Foundation, Functioning, and Accomplishments of the California Bird Records Committee
Hoffman Room, The San Diego Foundation – Monday, June 18, 2018 at 6:00 p.m.
Presented by Guy McCaskie.
From Rare Birds of California: “The California Bird Records Committee (hereafter the CBRC or Committee) was established in 1970 to help bridge the gap between scientific ornithology and recreational birding. Operating under the auspices of the California Field Ornithologists (later to become Western Field Ornithologists), it was the first committee formed in the Americas for the purpose of vetting records of vagrant and similarly rare bird species.”

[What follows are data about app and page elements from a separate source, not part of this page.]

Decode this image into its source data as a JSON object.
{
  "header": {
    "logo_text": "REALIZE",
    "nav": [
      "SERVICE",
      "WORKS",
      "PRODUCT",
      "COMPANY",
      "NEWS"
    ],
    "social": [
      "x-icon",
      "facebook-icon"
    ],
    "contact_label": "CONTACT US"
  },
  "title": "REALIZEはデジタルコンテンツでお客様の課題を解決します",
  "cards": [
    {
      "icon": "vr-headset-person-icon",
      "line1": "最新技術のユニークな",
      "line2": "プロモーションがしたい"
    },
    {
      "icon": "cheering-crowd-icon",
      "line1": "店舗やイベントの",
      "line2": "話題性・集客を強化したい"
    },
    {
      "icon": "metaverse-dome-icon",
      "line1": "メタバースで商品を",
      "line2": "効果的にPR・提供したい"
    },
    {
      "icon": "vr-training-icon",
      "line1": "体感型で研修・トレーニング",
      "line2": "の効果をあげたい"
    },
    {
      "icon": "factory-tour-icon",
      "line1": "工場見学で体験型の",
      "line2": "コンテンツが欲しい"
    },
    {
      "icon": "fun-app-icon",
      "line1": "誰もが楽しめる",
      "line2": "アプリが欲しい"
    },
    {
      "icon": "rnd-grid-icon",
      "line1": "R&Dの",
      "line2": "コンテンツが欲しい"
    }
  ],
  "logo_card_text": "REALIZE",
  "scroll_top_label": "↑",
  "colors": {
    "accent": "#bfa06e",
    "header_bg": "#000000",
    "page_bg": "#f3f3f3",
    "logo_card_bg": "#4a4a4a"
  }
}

The Godfather of California birding, Guy McCaskie is the co-founder of both Western Field Ornithogists, serving as its first president, as well as the CBRC, serving as either a member or a non-voting secretary since its inception in 1970. Guy’s impact on birding in California cannot be overstated. A 1992 article in American Birds (46: 204-213) says it best: “McCaskie raised the status of observation of complex avian events to a highly sophisticated part of the scientific procedure. He discovered serendipitously the large-scale and frequent occurrence of vagrants in California and took the lead in systematically exploiting that boon. He recognized the densifying properties of desert oases and coastal sites… As a result, he found birds where no one before him dreamed of looking and set into motion the gears of change for the whole birding community through his leadership and example. He defined the leading edge for a generation of birding innovators by developing a method of critical field observation that was unique when he started and which, for many, is now the standard.”

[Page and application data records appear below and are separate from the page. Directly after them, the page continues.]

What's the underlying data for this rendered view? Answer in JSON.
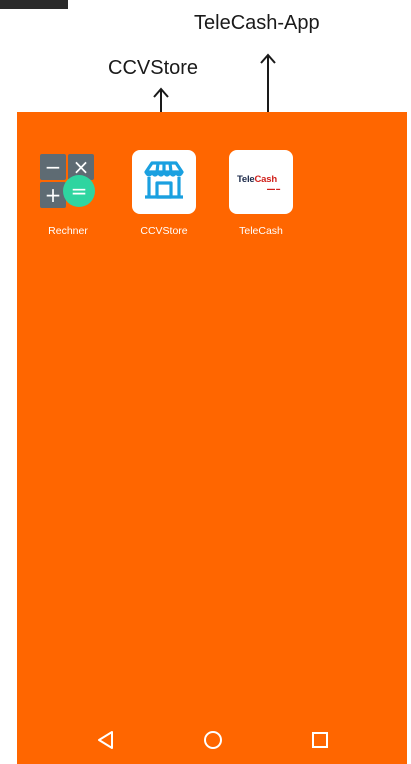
{
  "callouts": {
    "telecash_app": "TeleCash-App",
    "ccvstore": "CCVStore"
  },
  "apps": [
    {
      "label": "Rechner",
      "icon": "calculator-icon"
    },
    {
      "label": "CCVStore",
      "icon": "store-icon"
    },
    {
      "label": "TeleCash",
      "icon": "telecash-logo-icon",
      "logo_text": "TeleCash"
    }
  ],
  "navigation": {
    "back_icon": "back-triangle-icon",
    "home_icon": "home-circle-icon",
    "recent_icon": "recent-square-icon"
  },
  "colors": {
    "screen_background": "#ff6600",
    "store_icon": "#1aa0e0",
    "calculator_equals": "#2ed5a0"
  }
}
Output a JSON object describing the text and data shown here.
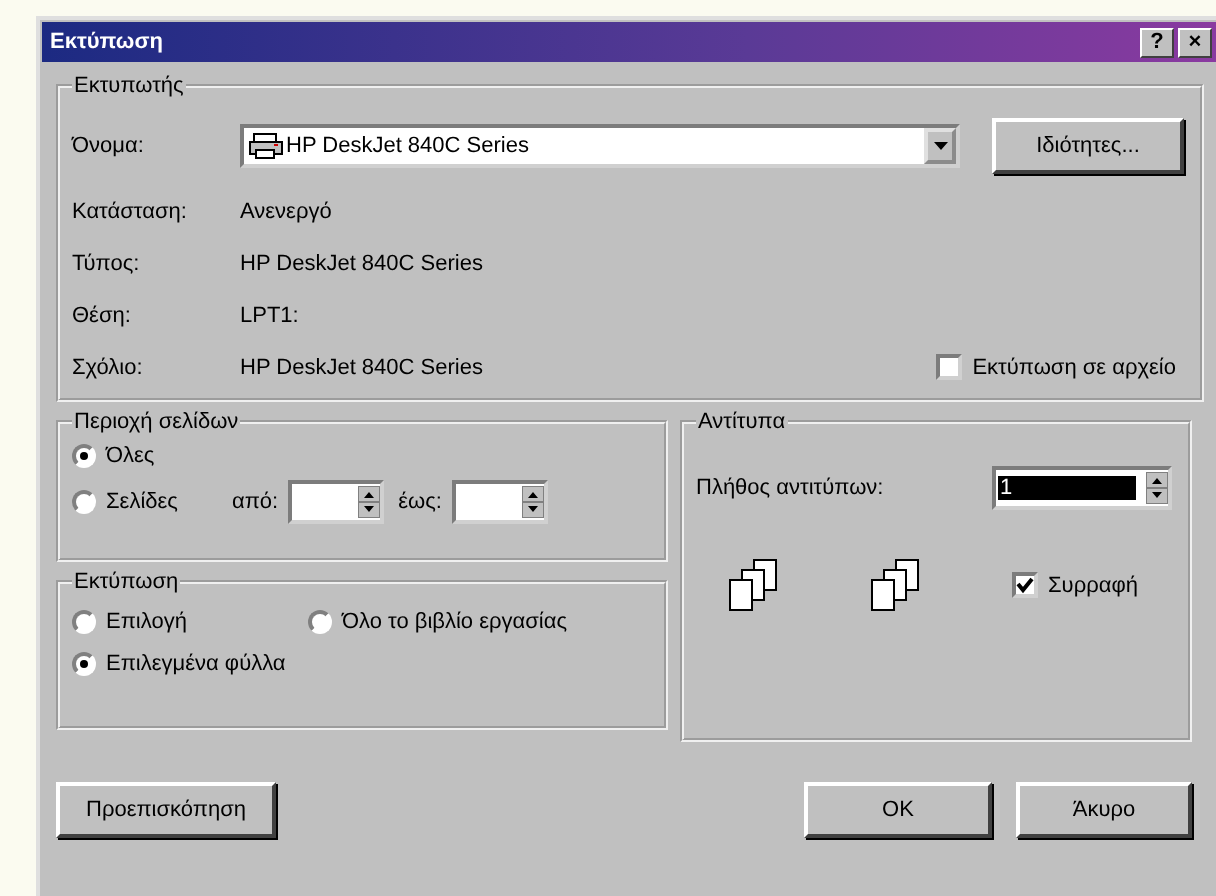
{
  "window": {
    "title": "Εκτύπωση",
    "help_button": "?",
    "close_button": "×"
  },
  "printer": {
    "label": "Εκτυπωτής",
    "name_label": "Όνομα:",
    "name": "HP DeskJet 840C Series",
    "properties_button": "Ιδιότητες...",
    "details": [
      {
        "label": "Κατάσταση:",
        "value": "Ανενεργό"
      },
      {
        "label": "Τύπος:",
        "value": "HP DeskJet 840C Series"
      },
      {
        "label": "Θέση:",
        "value": "LPT1:"
      },
      {
        "label": "Σχόλιο:",
        "value": "HP DeskJet 840C Series"
      }
    ],
    "print_to_file": {
      "label": "Εκτύπωση σε αρχείο",
      "checked": false
    }
  },
  "page_range": {
    "label": "Περιοχή σελίδων",
    "options": [
      {
        "label": "Όλες",
        "selected": true
      },
      {
        "label": "Σελίδες",
        "selected": false
      }
    ],
    "from_label": "από:",
    "to_label": "έως:"
  },
  "print_what": {
    "label": "Εκτύπωση",
    "options": [
      {
        "label": "Επιλογή",
        "selected": false
      },
      {
        "label": "Όλο το βιβλίο εργασίας",
        "selected": false
      },
      {
        "label": "Επιλεγμένα φύλλα",
        "selected": true
      }
    ]
  },
  "copies": {
    "label": "Αντίτυπα",
    "count_label": "Πλήθος αντιτύπων:",
    "count": "1",
    "collate": {
      "label": "Συρραφή",
      "checked": true
    }
  },
  "buttons": {
    "preview": "Προεπισκόπηση",
    "ok": "OK",
    "cancel": "Άκυρο"
  }
}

In December 2016, Guy was presented with the Citizen’s Award by the U.S. Fish and Wildlife Service “for his excellence and outstanding contribution to knowledge of the status and distribution of birds at the Salton Sea.” Making weekly visits to the Salton Sea, Guy, as Kimball Garrett noted, is synonymous with the Salton Sea, and one cannot think of one without the other.